07 Mar 2018
I started my career as a land management ranger in Kakadu National Park back in 1979. There were no female rangers working alongside me.
In fact, I recall one female colleague who was going for a ranger job being asked “but could you lift an outboard motor off the back of a boat?” in her interview.
" Thankfully attitudes to women in the conservation workforce have changed, for the benefit of society and the environment at large.”
In those less enlightened days, physical strength was seen as one of the main requirements for the job and it was widely perceived women just weren’t going to cut it on that basis. Whilst she didn’t get the job that time, my colleague did go onto a successful career in the field.
In a sign of things to come in Kakadu, two women were part of the fist Aboriginal ranger training program and both went onto successful careers as rangers and leaders in the park.
Thankfully attitudes to women in the conservation workforce have changed, for the benefit of society and the environment at large.
The conservation sector blends science and practical land management with science-based monitoring, informing what we do for best outcomes. It’s now commonplace to see female rangers, land managers, ecologists, reserve managers and environmental scientists working hard to protect our natural environment.
The old stereotypes of the bloke in khaki or in a lab coat needs to be put to rest as we enter a new era of working together.
With our financial institutions, large corporations and government making concerted efforts to ensure women are represented, paid equally and offered the same opportunities as their male counterparts. I’ve seen a seismic shift in the science and land management sectors to ensure women have an equal seat at the table.
I’ve been fortunate to see this shift personally during my time at Bush Heritage Australia.
When I started in 2011, we had around a third of our land management roles filled by women; now it’s a more balanced 50 per cent. I am pleased with the progress we have made in addressing the balance of senior roles and Board membership at Bush Heritage to include many talented, intelligent and ambitious women and to do my bit to make sure we make use of a diverse range of backgrounds, expertise and views in our decision making.
To that effect, both our Board and our senior management team have reached gender parity. In fact, as I finish my seven-year tenure at the helm of Bush Heritage, I’m very pleased to be handing over the reins to Heather Campbell, who will be our first female CEO.
We know increasing female participation has enormous positive impacts across a range of indicators.
The United Nations tells us “companies greatly benefit from increasing leadership opportunities for women, which is shown to increase organisational effectiveness. It is estimated that companies with three or more women in senior management functions score higher in all dimensions of organisational effectiveness”.
And we need to be more effective if we want to see some of the damage done to our environment repaired.
Looking out to the wider conservation landscape in Australia, there’s a wealth of women leading the charge to effect the change we need and secure a better future for the generations to come.
Taking charge of change
There are thousands more I could add to this illustrious list.

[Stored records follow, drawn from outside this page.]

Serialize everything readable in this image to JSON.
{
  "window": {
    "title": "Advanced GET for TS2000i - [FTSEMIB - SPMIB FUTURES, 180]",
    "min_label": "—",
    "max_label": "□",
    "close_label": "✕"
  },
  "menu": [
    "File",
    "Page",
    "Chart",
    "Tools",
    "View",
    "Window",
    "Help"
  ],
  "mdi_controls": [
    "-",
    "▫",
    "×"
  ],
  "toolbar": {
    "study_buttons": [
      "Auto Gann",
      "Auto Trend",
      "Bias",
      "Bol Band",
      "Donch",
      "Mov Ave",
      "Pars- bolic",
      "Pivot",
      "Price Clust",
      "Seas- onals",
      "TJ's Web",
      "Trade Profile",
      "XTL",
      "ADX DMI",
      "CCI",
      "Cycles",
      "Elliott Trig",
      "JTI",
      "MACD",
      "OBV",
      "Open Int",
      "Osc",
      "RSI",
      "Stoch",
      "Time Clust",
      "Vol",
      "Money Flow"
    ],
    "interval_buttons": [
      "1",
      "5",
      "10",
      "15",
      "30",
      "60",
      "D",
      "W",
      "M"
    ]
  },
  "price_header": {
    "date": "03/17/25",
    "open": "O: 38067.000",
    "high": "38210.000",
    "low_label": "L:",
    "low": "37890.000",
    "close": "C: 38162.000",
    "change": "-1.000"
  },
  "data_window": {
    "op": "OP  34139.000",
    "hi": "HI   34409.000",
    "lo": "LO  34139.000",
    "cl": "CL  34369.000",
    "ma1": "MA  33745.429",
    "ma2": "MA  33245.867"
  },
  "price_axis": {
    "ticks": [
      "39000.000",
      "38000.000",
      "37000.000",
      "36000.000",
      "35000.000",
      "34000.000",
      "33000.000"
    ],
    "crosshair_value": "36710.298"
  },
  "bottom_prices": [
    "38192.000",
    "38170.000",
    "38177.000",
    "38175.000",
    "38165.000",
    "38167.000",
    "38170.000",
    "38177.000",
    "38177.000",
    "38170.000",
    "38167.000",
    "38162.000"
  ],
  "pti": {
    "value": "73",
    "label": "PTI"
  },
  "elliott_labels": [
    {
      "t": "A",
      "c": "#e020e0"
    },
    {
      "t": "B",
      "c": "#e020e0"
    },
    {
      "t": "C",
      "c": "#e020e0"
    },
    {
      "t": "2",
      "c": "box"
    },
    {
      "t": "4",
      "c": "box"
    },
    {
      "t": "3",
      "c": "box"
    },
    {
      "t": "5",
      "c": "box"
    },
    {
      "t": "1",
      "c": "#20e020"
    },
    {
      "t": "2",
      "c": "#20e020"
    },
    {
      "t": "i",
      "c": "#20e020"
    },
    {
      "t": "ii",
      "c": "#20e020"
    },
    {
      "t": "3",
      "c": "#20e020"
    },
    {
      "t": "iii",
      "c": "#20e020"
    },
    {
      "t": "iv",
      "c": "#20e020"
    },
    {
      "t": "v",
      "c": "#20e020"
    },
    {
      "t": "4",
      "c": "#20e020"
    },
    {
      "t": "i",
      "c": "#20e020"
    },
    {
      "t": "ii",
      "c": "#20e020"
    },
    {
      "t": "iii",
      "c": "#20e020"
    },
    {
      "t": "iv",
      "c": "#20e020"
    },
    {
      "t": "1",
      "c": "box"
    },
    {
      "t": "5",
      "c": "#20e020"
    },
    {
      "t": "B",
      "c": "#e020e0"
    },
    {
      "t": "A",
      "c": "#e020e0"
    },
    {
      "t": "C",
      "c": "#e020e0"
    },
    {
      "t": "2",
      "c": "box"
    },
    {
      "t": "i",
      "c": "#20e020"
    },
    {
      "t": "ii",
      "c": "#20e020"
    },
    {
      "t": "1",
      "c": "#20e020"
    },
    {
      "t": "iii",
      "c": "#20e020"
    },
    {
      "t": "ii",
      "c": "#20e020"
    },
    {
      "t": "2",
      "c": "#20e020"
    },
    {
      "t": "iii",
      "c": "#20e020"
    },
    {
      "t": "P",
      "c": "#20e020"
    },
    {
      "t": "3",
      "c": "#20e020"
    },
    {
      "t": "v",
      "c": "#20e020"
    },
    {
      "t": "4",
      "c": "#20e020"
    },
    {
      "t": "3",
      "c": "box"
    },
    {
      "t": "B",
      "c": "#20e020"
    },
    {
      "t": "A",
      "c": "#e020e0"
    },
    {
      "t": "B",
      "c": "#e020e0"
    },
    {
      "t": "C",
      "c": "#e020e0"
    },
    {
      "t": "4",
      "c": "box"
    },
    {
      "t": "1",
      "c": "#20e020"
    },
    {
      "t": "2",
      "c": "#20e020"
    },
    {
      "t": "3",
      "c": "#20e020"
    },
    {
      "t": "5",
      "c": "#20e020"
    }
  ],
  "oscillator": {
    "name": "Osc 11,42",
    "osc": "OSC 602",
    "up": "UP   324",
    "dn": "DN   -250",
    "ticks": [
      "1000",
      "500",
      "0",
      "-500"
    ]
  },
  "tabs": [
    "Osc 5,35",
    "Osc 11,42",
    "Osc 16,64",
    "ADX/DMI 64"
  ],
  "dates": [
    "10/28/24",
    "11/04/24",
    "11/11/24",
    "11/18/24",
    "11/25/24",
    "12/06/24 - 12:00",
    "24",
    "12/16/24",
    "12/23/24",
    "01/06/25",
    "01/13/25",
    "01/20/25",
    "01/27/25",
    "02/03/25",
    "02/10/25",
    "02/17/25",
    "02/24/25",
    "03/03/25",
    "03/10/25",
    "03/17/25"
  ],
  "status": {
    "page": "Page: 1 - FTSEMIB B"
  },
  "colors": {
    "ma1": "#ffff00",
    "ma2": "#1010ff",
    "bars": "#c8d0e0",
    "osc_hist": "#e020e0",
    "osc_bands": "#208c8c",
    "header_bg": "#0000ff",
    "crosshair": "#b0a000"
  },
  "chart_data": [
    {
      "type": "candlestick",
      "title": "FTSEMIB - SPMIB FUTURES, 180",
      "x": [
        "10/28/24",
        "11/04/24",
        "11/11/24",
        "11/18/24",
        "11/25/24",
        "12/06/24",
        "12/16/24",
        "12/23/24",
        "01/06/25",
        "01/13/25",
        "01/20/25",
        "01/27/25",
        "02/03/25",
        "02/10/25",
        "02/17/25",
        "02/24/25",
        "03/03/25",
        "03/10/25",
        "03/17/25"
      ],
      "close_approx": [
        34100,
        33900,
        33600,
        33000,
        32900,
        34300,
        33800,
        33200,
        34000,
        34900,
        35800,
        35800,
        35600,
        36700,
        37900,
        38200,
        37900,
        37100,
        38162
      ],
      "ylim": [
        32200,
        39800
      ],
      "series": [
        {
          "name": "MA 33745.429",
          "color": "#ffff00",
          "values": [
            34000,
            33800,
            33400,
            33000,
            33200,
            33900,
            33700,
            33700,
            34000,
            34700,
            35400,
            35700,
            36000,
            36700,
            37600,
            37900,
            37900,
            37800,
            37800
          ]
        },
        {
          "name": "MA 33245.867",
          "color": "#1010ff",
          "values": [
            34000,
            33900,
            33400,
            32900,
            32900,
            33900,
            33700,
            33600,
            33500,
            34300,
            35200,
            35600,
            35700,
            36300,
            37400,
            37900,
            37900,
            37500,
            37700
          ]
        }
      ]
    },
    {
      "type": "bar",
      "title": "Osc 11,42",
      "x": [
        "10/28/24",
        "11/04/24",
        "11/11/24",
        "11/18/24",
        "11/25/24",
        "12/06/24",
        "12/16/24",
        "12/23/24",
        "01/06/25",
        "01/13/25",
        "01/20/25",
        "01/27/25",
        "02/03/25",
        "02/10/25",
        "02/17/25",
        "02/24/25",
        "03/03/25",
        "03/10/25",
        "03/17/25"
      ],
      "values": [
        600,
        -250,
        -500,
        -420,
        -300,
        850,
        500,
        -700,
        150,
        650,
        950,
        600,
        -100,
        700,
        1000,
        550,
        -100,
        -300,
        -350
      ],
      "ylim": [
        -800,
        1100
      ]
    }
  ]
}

I am personally indebted to our female board directors, committee members, senior management team, and staff who help lead our conservation work with innovation and collaboration, for being thought leaders, role models and mentors and for bringing a wealth of experience and a diversity of approaches to the work we do.
One of our Board members, Professor Michelle Leishman, recently co-edited a special issue of Pacific Conservation Biology showcasing the work of women in conservation science. In the opening editorial, Michelle noted gender parity initiatives “should help identify and redress some of the barriers that to date have prevented some talented women entering conservation science”.
I’ve seen some of those barriers first-hand: entrenched attitudes towards women and their capabilities, unsupportive and inflexible work arrangements that didn’t take into account outside commitments, and unconscious gender bias all at play to restrict women from being offered leadership opportunities.
As environmental leaders, we must work collaboratively to solve the big challenges we are faced with.
Breaking down those barriers and ensuring we have the best minds and skills at the table will ultimately mean a brighter future for our environment, and for the generations ahead.
Gerard O’Neill is the Former Chief Executive Officer at Bush Heritage Australia
The views and opinions expressed in this communication are those of the author and may not necessarily state or reflect those of ANZ.
07 Mar 2018
06 Mar 2018